Task directions: Please count how many lines below contain the word "arrow" and give nothing but that figure.

Start of Input

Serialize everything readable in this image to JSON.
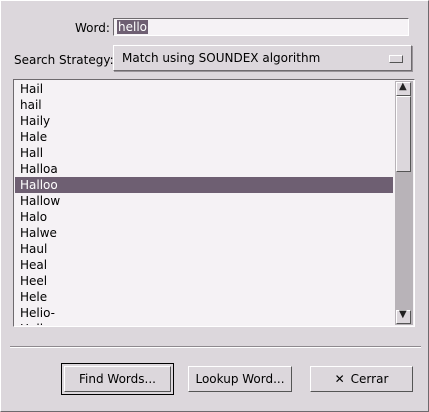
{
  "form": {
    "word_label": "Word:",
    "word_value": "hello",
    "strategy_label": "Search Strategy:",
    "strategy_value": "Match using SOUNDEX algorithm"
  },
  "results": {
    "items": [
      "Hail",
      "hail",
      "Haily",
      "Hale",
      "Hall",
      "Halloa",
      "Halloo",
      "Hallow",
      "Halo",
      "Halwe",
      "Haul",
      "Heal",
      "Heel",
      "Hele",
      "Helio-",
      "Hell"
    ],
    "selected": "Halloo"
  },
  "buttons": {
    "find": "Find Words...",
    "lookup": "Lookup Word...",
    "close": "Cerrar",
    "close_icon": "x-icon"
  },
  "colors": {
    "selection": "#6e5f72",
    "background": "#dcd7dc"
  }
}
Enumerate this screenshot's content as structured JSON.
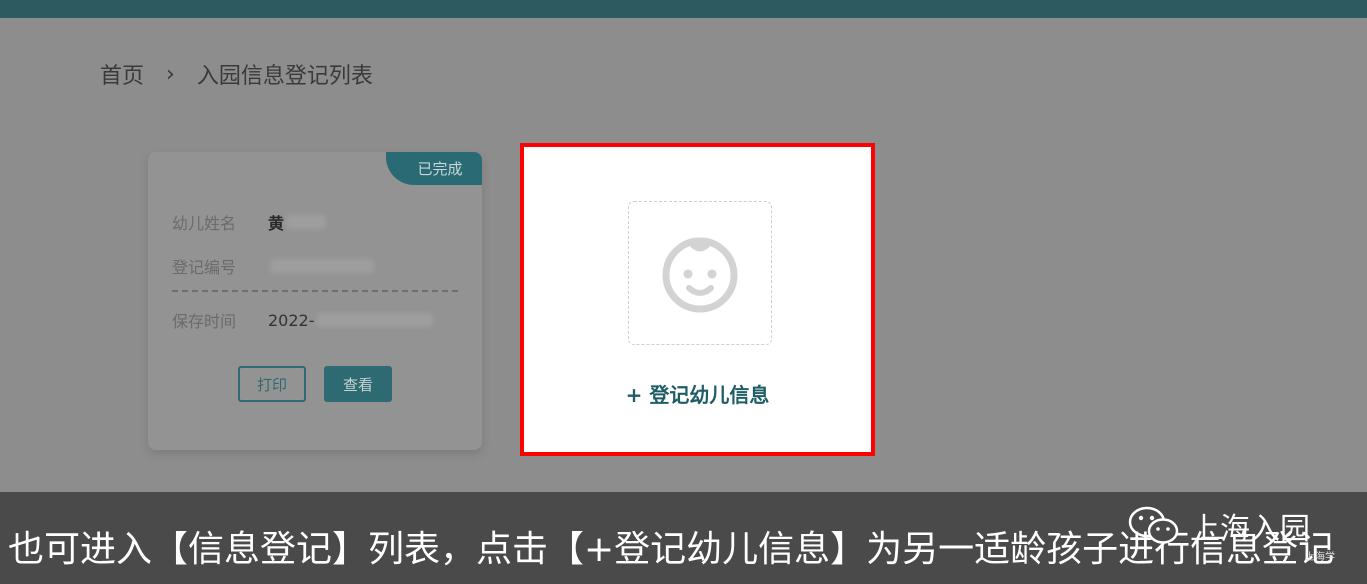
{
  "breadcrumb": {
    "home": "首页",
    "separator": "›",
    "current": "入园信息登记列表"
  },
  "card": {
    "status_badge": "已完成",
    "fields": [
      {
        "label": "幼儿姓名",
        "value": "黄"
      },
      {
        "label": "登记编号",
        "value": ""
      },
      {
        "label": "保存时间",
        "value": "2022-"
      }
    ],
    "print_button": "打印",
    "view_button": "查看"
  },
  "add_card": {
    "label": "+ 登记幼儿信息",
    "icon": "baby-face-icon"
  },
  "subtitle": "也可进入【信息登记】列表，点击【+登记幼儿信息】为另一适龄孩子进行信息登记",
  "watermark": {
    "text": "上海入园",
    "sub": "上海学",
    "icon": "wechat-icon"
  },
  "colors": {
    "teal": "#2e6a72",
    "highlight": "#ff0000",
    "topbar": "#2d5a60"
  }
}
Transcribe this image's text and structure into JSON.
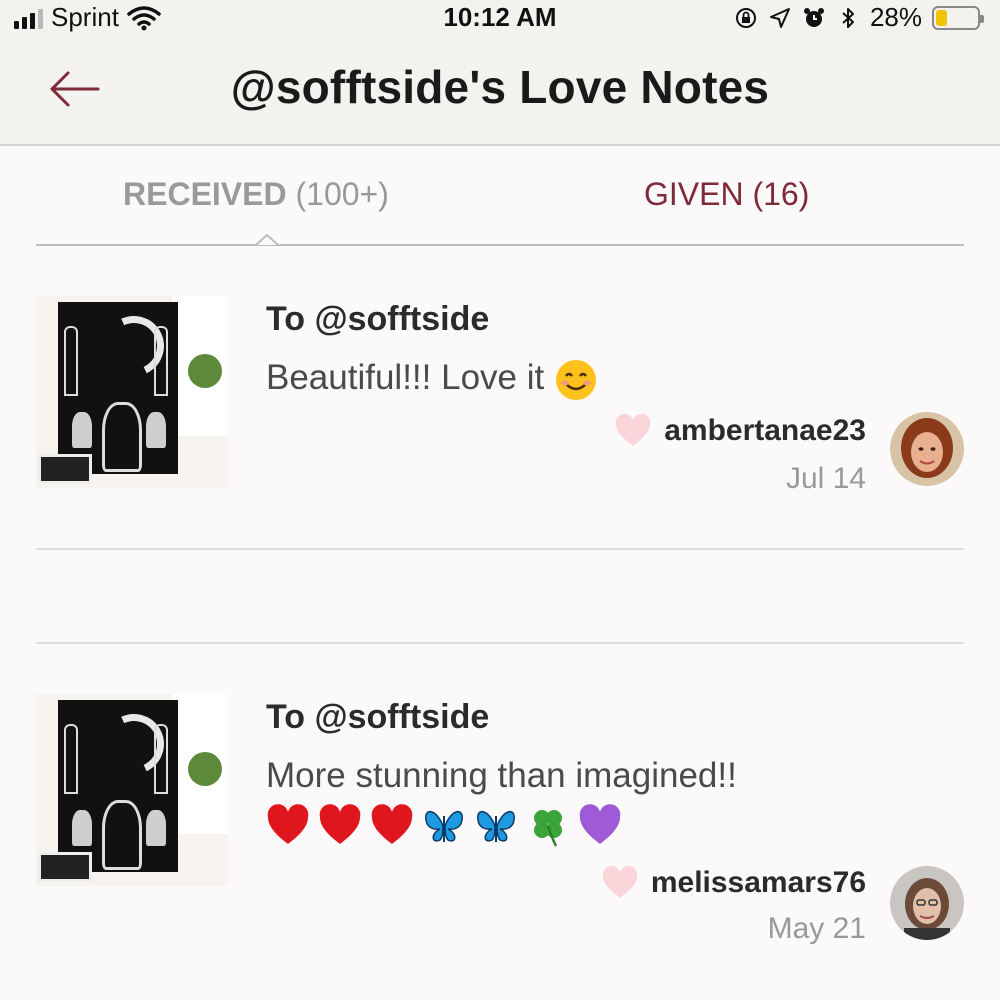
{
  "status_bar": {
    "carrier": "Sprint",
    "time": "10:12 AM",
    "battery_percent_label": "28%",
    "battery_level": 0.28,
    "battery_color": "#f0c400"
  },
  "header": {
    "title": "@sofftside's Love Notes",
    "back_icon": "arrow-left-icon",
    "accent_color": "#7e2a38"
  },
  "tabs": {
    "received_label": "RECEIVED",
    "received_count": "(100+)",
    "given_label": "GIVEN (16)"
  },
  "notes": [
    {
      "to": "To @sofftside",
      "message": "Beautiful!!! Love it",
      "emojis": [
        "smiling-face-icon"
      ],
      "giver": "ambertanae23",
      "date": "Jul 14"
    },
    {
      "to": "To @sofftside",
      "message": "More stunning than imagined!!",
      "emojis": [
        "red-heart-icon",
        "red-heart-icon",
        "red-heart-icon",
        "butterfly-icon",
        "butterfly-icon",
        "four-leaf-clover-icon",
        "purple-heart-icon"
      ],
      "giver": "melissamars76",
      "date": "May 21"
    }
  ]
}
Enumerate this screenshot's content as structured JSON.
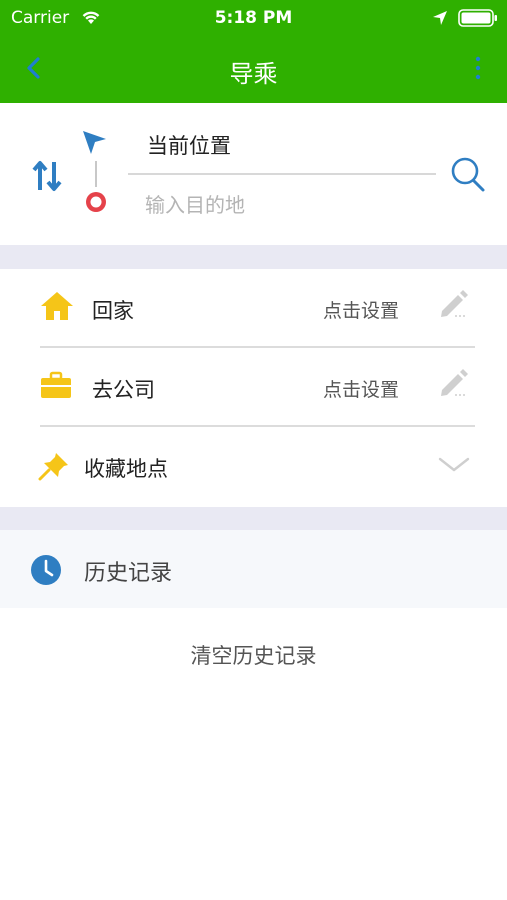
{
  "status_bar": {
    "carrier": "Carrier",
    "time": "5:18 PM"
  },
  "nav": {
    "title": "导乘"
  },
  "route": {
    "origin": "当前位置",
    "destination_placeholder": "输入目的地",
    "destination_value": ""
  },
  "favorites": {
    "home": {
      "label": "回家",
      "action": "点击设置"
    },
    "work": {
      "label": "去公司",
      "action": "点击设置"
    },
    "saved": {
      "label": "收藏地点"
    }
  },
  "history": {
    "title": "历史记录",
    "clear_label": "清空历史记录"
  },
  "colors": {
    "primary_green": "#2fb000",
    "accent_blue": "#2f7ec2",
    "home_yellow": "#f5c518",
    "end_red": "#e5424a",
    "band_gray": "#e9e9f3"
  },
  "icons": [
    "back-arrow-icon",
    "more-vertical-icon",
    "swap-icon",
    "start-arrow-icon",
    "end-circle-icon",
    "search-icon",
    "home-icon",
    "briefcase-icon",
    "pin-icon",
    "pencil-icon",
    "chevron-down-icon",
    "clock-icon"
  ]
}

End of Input

Expected answer: 3